Francois Fillon or Alain Juppe, both candidates have now cast their ballots, and now it’s up to France to choose who it wants to represent Les Republicains.
Francois Fillon or Alain Juppe, both candidates have now cast their ballots, and now it’s up to France to choose who it wants to represent Les Republicains. Whoever wins the second round of the centre-right’s primary run-off is likely to challenge far-right candidate Marine Le Pen.
Early turnout figures show participation is 10-15% higher than the first round.
Opinion polls peg Francois Fillon as the favourite heading into the race. He has positioned himself more right of the centre, calling for radical economic reforms, as well as limits to adoption for same-sex couples.
While his rival Alain Juppe has taken a more moderate stance, attacking what he called Fillon’s retrograde vision on the role of women, the family and marriage.
At a polling station in Paris one voter remarked: “The candidate who is going to be elected today, needs to get as many votes as possible to avoid (the) extreme Right Wing.”
“I think that in terms of international issues like Syria and Russia, we need someone solid, someone with stature and competence and a someone with interesting experience,” said another voter.

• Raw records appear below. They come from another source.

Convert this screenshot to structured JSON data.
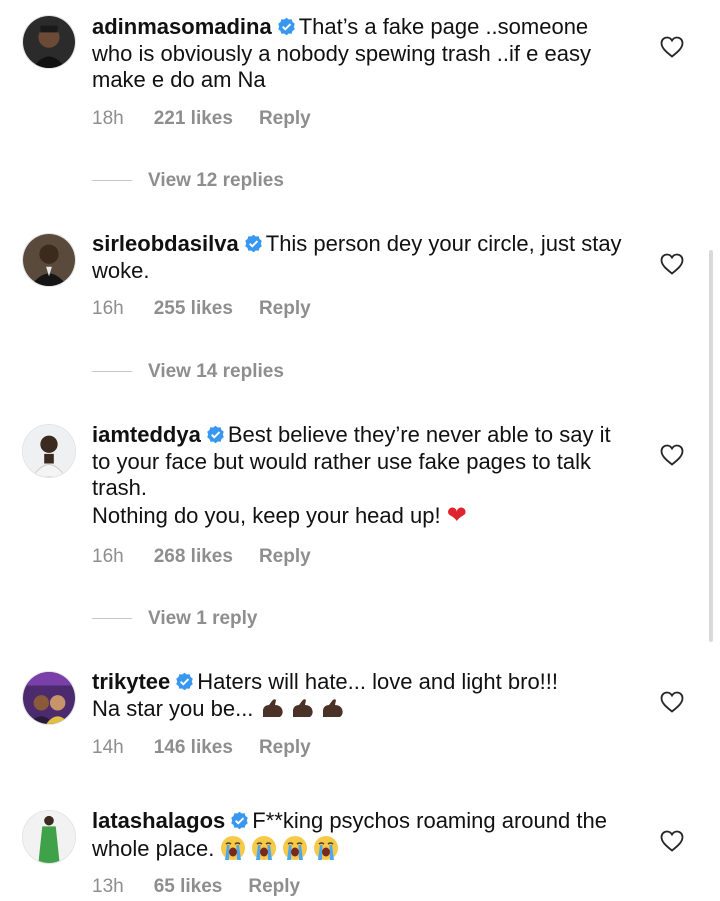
{
  "comments": [
    {
      "username": "adinmasomadina",
      "text": "That’s a fake page ..someone who is obviously a nobody spewing trash ..if e easy make e do am Na",
      "time": "18h",
      "likes": "221 likes",
      "reply": "Reply",
      "view_replies": "View 12 replies"
    },
    {
      "username": "sirleobdasilva",
      "text": "This person dey your circle, just stay woke.",
      "time": "16h",
      "likes": "255 likes",
      "reply": "Reply",
      "view_replies": "View 14 replies"
    },
    {
      "username": "iamteddya",
      "text": "Best believe they’re never able to say it to your face but would rather use fake pages to talk trash.",
      "text2": "Nothing do you, keep your head up!",
      "emoji": "❤",
      "time": "16h",
      "likes": "268 likes",
      "reply": "Reply",
      "view_replies": "View 1 reply"
    },
    {
      "username": "trikytee",
      "text": "Haters will hate... love and light bro!!!",
      "text2": "Na star you be...",
      "time": "14h",
      "likes": "146 likes",
      "reply": "Reply"
    },
    {
      "username": "latashalagos",
      "text": "F**king psychos roaming around the whole place.",
      "time": "13h",
      "likes": "65 likes",
      "reply": "Reply"
    }
  ],
  "colors": {
    "verified": "#3897f0",
    "meta": "#8e8e8e",
    "heart_emoji": "#e0242f"
  }
}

Once the doors close at polling stations in the early evening, the first results should be known when 20 per cent of the count is in, but more definitive results aren’t expected until midnight.